- ACM Turing Award, 1973, for "his outstanding contributions to database technology"; elected as a Distinguished Fellow of the British Computer Society, 1977, for his pioneering work in database systems"; listed in the Database Hall of Fame.
A History of CPM and PERT programs
information about the algorithms and later software programs "CPM" and "PERT"
B REACTOR MUSEUM ASSOCIATION
"DuPont had developed a system of laying out the total scope of a complex program into discreet self-contained jobs for which could be identified the required input of information, materials, circumstances etc. and the resultant products of information, materials etc., to be used by subsequent jobs within the program^35. These were jobs for which reliable estimates of tulle duration and manpower requirements could be developed, with each of these jobs arranged into a web of activities such that each job was placed in the appropriate sequence of inputs and products and none was arranged r to occur before the r required inputs had been achieved from prior jobs. This web showed the required amount of tulle to go from stab to finish by each of the branches of the web. The route through the web that showed the longest time requirement was identified as the critical path of the project, i.e. the series of tasks that had to be completed in sequence that required the longest time. Thus, all other sequences of required tasks could be done in a shorter period of time. The critical path defined the minimum time required to complete the project, provided manpower was not an issue in the accomplishment of all the other tasks not on the critical path. A similar assessment of the manpower and type of crafts needed in each job, and the period during which all the tasks had to be performed, would indicate the staffing needed of each particular type to maintain the critical path, or possibly identify another set of tasks which could become the critical path. At frequent intervals this chart would be updated to reflect actual times required for accomplished tasks and new estimates for forthcoming tasks. It also identified those parts of the project which would most benefit the overall project from close control and efforts to improve the rate of progress. In a real sense, it was a "living plan".
"Lost In The Telling"
"DuPont had first developed this scheme, which was called the Critical Path Method (CPM) system, in 1940 a couple of years before being asked to take on the plutonium production job. It remained an unshared company treasure for more than 15 years before its disclosure in the late 1950s. At that time it was shared with the U.S. Navy where it was refined and called the PERT (Program Evaluation and Review Technique) and claimed as a U.S. Navy development^36.
"Several of the chroniclers of the Manhattan project have noted that work at Hanford was slow in getting under way.

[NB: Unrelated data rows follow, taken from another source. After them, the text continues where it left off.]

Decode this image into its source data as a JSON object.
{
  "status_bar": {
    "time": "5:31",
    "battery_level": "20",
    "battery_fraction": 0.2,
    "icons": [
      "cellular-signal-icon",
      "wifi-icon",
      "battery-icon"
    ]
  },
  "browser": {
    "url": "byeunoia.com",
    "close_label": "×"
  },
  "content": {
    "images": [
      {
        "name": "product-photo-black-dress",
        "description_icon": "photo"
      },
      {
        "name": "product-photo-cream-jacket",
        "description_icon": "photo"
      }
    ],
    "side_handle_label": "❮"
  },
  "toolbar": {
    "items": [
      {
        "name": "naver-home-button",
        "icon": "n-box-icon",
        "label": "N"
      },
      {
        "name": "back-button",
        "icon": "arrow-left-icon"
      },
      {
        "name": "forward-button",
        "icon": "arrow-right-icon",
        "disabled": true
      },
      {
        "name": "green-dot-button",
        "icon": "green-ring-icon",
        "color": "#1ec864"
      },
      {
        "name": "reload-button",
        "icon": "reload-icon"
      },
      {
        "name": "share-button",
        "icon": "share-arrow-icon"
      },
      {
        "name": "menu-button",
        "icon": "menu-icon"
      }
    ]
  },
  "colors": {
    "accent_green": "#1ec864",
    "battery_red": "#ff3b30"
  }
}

Perhaps what they overlooked was that DuPont did indeed start from ground zero; first picking the site, where essentially nothing existed from which to start any sort of industrial project, and building that location into a construction project employing between 39,500 and 45,000 workers (depending on the source one uses) and employing approximately 120,000 over the course of the total program."
Return to short bio
Updated March 2018
Serious articles about GE Computers
The "IEEE Annals of the History of Computing", Winter 1995, Vol 17 # 4
has a "Special Section" with the following serious articles
- The Rise and Fall of the General Electric Corporation Computer Department, by J.A.N. Lee
- General Electric Enters the Computer Business - Revisited, by H. R. (Barney) Oldfield
- The Core of the Black Canyon Computer Corporation, by John Couleur